- Guaranteed for 2 full months
- Pay by PayPal or Credit Card
- Instant Digital Download
I approached this book with a little scepticism: it looked like another coffee table book, large format, stacked with beautifully rendered photographs of exotic landscapes and little else.
But then I skimmed David Noton’s introduction and gathered that he feels digital cameras have opened a whole new world of photographic opportunities “that would not have been possible in the film era.” He then proceeds to offer information on his working methods and philosophy.
He finds colour in Morocco’s towns with a shot of a yellow-orange clad washer woman against a vibrant indigo. No filters. No post work. One frame. Just as it is.

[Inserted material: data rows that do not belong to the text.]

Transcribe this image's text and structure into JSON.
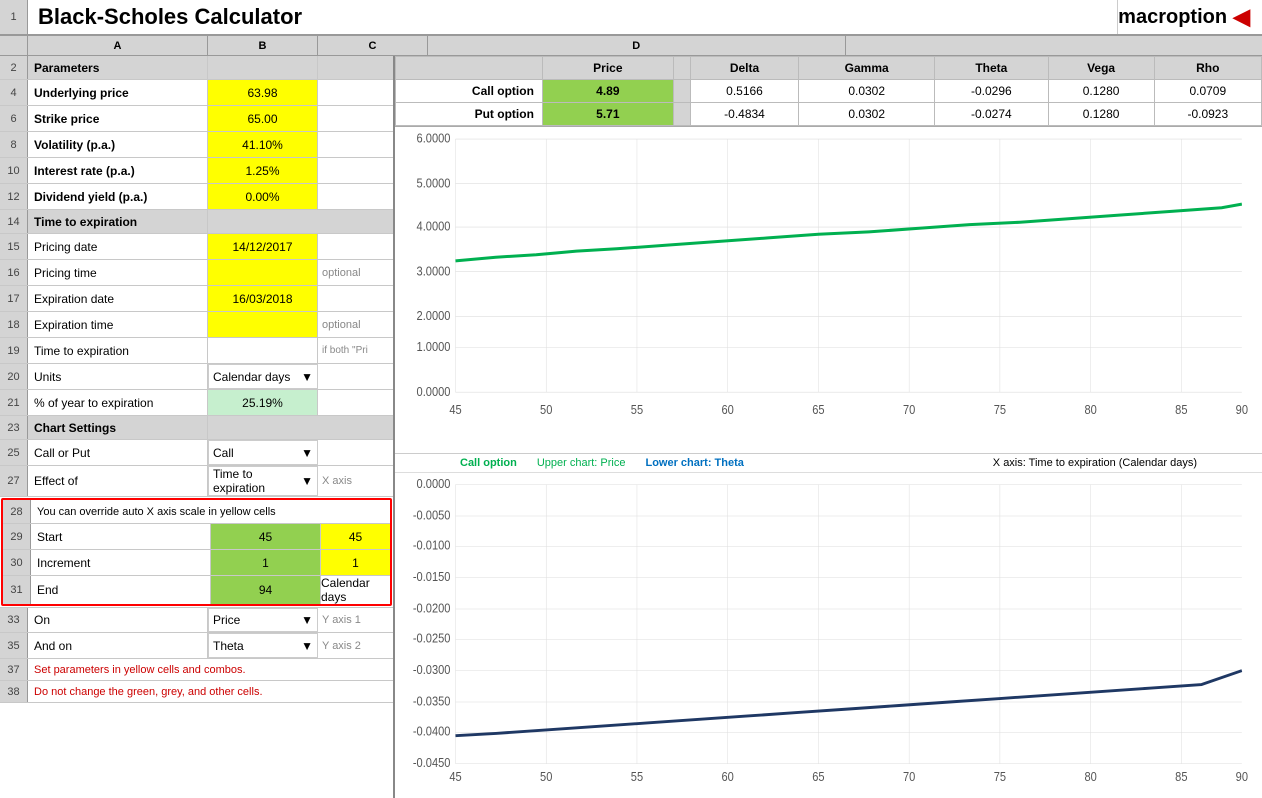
{
  "app": {
    "title": "Black-Scholes Calculator",
    "logo": "macroption",
    "row_num": "1"
  },
  "col_headers": [
    "",
    "A",
    "B",
    "C",
    "D"
  ],
  "params": {
    "section_row": "2",
    "section_label": "Parameters",
    "rows": [
      {
        "num": "4",
        "label": "Underlying price",
        "value": "63.98",
        "cell_class": "cell-yellow"
      },
      {
        "num": "6",
        "label": "Strike price",
        "value": "65.00",
        "cell_class": "cell-yellow"
      },
      {
        "num": "8",
        "label": "Volatility (p.a.)",
        "value": "41.10%",
        "cell_class": "cell-yellow"
      },
      {
        "num": "10",
        "label": "Interest rate (p.a.)",
        "value": "1.25%",
        "cell_class": "cell-yellow"
      },
      {
        "num": "12",
        "label": "Dividend yield (p.a.)",
        "value": "0.00%",
        "cell_class": "cell-yellow"
      }
    ],
    "time_section_row": "14",
    "time_section_label": "Time to expiration",
    "time_rows": [
      {
        "num": "15",
        "label": "Pricing date",
        "value": "14/12/2017",
        "cell_class": "cell-yellow",
        "extra": ""
      },
      {
        "num": "16",
        "label": "Pricing time",
        "value": "",
        "cell_class": "cell-yellow",
        "extra": "optional"
      },
      {
        "num": "17",
        "label": "Expiration date",
        "value": "16/03/2018",
        "cell_class": "cell-yellow",
        "extra": ""
      },
      {
        "num": "18",
        "label": "Expiration time",
        "value": "",
        "cell_class": "cell-yellow",
        "extra": "optional"
      },
      {
        "num": "19",
        "label": "Time to expiration",
        "value": "",
        "cell_class": "",
        "extra": "if both \"Pri"
      }
    ],
    "units_row": "20",
    "units_label": "Units",
    "units_value": "Calendar days",
    "pct_year_row": "21",
    "pct_year_label": "% of year to expiration",
    "pct_year_value": "25.19%"
  },
  "chart_settings": {
    "section_row": "23",
    "section_label": "Chart Settings",
    "call_put_row": "25",
    "call_put_label": "Call or Put",
    "call_put_value": "Call",
    "effect_row": "27",
    "effect_label": "Effect of",
    "effect_value": "Time to expiration",
    "effect_extra": "X axis",
    "note_row": "28",
    "note_text": "You can override auto X axis scale in yellow cells",
    "axis_rows": [
      {
        "num": "29",
        "label": "Start",
        "val_b": "45",
        "val_c": "45",
        "b_class": "cell-green",
        "c_class": "cell-yellow"
      },
      {
        "num": "30",
        "label": "Increment",
        "val_b": "1",
        "val_c": "1",
        "b_class": "cell-green",
        "c_class": "cell-yellow"
      },
      {
        "num": "31",
        "label": "End",
        "val_b": "94",
        "val_c": "Calendar days",
        "b_class": "cell-green",
        "c_class": ""
      }
    ],
    "on_row": "33",
    "on_label": "On",
    "on_value": "Price",
    "on_extra": "Y axis 1",
    "and_on_row": "35",
    "and_on_label": "And on",
    "and_on_value": "Theta",
    "and_on_extra": "Y axis 2",
    "set_params_row": "37",
    "set_params_text": "Set parameters in yellow cells and combos.",
    "no_change_row": "38",
    "no_change_text": "Do not change the green, grey, and other cells."
  },
  "results_table": {
    "headers": [
      "",
      "Price",
      "",
      "Delta",
      "Gamma",
      "Theta",
      "Vega",
      "Rho"
    ],
    "call_row": {
      "label": "Call option",
      "price": "4.89",
      "delta": "0.5166",
      "gamma": "0.0302",
      "theta": "-0.0296",
      "vega": "0.1280",
      "rho": "0.0709"
    },
    "put_row": {
      "label": "Put option",
      "price": "5.71",
      "delta": "-0.4834",
      "gamma": "0.0302",
      "theta": "-0.0274",
      "vega": "0.1280",
      "rho": "-0.0923"
    }
  },
  "chart_labels": {
    "call_option": "Call option",
    "upper_chart": "Upper chart: Price",
    "lower_chart": "Lower chart: Theta",
    "x_axis": "X axis: Time to expiration (Calendar days)"
  },
  "upper_chart": {
    "y_max": "6.0000",
    "y_vals": [
      "6.0000",
      "5.0000",
      "4.0000",
      "3.0000",
      "2.0000",
      "1.0000",
      "0.0000"
    ],
    "x_vals": [
      "45",
      "50",
      "55",
      "60",
      "65",
      "70",
      "75",
      "80",
      "85",
      "90"
    ],
    "curve_start_y": 3.1,
    "curve_end_y": 4.95,
    "y_min": 0,
    "y_range": 6
  },
  "lower_chart": {
    "y_vals": [
      "0.0000",
      "-0.0050",
      "-0.0100",
      "-0.0150",
      "-0.0200",
      "-0.0250",
      "-0.0300",
      "-0.0350",
      "-0.0400",
      "-0.0450"
    ],
    "x_vals": [
      "45",
      "50",
      "55",
      "60",
      "65",
      "70",
      "75",
      "80",
      "85",
      "90"
    ],
    "curve_start_y": -0.0405,
    "curve_end_y": -0.03
  }
}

In Bali he recounts that with a film camera he would bang off a run of frames in the quest of the winning shot, bracketting exposure and re-framing … thinking “one is bound to be good.” These days he shoots fewer frames in digital, with packed memory cards and the vision of weeks spent trawling through the mountain of files. With digital he can also replicate the film trick of bracketting exposures. As he says, he would much prefer to snare one perfect shot than a pile of average ones.
He explains that he always uses evaluative or matrix metering with his Canon EOS1Ds MkIII: by checking the display he can ascertain any areas of extreme under or over-exposure, then apply compensation. He always shoots RAW, acknowledging they record “robust shadows but fragile highlights.”
He finds wildlife photography to be a challenge: as a landscape photographer his approach is different, with a need to involve the animals in their environment — but he does admit that if he finished his career by not shooting a leopard with a long lens he’d feel he’d missed something. Except for three shots in the book taken with wide angle zooms, the remainder were captured with a 500mm tele. If in Rome…
We then get to trek through Laos, parts of France, Italy, Canada, the UK and Bolivia.
Much of the book includes personal notes on how to gear up for a shoot and how to overcome lassitude when things don’t go to plan. In Morocco he declares that he is frustrated by petty officialdom. In Bali it rained continuously for days and he shot virtually nothing at first. In Wales he sits morosely in the pub, again staring at the rain-drenched windows. His response most of the time is to stay positive, make location searches and hope that the clouds will part.
An unusual book, eighty per cent pleasure with twenty per cent encouragement, it’s the sort of work that you could enjoy while the rain pours and you wait to go outdoors.
Author: D Noton.
Publisher: David & Charles.
Length: 191 pages.
ISBN: 978 1 0 7153 3615 1.
Price: Get a Price on Photography Essentials Full Frame at Amazon